Fencing Plays Prominent Role at Canadian Olympic Excellence Day

By admin July 11, 2015

July 11 – On the country’s biggest Olympic stage since the 2010 Vancouver Games, Quebec fencers from all over the province put on a marvellous showing for the tens of thousands of spectators and VIP’s who were in attendance at Thursday's Olympic Excellence Day.

The day-long event included various special visits for International Olympic Committee president Thomas Bach. Bach, a member of the German foil team that won gold at the 1976 Montreal Games, was the day’s guest of honour; he spoke at the Palais des congress in the morning, and followed that with a visit to the CEPSUM at the Université de Montréal, where he visited the scene of his ’76 Olympic glory, the darkened arena complete with a podium, with the German flag hung directly above its highest rise, reserved for gold medalists, while two junior fencers re-enacted his most famous bout.

Bach was later awarded an honorary degree from the university, where more young fencers partook in the day’s festivities by creating an arch for Bach to walk under before the ceremony.

Finally, all eyes turned to the corner of Réné-Levesque and Beaver Hall in downtown Montreal, where thousands congregated to watch demonstrations and try their hand at various Olympic disciplines, including trampoline, gymnastic, beach volleyball, hockey and fencing.
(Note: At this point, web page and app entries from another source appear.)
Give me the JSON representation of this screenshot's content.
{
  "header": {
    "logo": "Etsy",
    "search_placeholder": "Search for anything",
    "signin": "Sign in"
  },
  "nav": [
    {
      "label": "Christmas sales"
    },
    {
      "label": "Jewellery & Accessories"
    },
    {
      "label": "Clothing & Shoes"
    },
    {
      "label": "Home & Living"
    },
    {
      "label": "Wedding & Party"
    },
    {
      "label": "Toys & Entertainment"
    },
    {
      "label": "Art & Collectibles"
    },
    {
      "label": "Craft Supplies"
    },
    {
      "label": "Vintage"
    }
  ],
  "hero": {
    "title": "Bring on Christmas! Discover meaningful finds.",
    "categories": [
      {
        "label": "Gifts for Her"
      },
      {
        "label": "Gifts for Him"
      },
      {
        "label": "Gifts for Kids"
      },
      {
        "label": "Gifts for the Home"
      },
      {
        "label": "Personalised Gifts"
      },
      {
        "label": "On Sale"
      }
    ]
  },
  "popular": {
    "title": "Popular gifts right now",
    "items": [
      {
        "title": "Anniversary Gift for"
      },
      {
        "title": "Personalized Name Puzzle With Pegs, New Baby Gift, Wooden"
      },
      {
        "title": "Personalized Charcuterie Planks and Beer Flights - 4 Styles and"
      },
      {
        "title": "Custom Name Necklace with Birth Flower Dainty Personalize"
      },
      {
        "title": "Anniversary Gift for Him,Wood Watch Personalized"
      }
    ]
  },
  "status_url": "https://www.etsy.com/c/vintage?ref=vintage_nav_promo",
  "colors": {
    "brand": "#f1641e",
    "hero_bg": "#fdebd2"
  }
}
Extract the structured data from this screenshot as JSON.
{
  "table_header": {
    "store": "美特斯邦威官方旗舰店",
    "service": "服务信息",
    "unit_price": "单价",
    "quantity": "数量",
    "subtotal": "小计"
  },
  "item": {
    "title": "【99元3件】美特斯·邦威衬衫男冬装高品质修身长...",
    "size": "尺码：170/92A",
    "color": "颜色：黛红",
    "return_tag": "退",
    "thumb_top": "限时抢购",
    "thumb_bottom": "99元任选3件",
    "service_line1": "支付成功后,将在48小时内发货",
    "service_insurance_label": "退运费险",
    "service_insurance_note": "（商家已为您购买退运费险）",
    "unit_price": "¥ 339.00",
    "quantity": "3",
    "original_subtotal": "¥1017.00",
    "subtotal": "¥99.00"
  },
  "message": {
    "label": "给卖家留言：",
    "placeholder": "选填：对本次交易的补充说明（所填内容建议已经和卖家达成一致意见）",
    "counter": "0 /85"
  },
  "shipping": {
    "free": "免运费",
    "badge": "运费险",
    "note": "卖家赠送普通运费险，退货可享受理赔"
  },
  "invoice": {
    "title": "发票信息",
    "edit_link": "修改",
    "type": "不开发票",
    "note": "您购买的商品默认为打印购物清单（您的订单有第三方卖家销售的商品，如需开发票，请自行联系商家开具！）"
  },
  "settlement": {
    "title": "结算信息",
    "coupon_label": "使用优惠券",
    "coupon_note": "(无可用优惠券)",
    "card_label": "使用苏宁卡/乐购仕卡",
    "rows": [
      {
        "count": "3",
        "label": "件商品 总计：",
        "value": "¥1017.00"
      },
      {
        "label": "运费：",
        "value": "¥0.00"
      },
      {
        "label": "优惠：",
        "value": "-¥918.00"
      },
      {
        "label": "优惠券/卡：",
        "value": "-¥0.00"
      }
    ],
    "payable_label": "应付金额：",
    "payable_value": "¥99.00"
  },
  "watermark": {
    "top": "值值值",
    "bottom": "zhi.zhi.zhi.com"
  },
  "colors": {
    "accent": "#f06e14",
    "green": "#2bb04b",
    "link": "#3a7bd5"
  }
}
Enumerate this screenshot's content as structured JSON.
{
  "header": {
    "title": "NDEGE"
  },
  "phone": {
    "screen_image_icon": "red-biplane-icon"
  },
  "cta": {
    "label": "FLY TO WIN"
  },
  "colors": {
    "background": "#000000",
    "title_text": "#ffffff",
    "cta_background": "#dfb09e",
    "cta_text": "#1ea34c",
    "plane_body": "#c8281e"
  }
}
The fencing demo, which was emceed by former Olympian and Pan Am champion Philippe Beaudry, was a hit with children and parents alike, many who tried their hand at the sport on custom-made targets while taking in a spectacular team relay demonstration by some of Quebec’s finest young fencers.

The night was capped off and highlighted by a video projected on the COC building commemorating Olympic past Olympic champions and the three Canadian Olympic Games, followed by the first lighting of the Olympic rings at the top of the building, which was accompanied by a fireworks show.

The Olympic rings will stand as a reminder of Montreal’s place in Canadian Olympic history, while also serving as a source of motivation for past, present and future Canadian Olympians.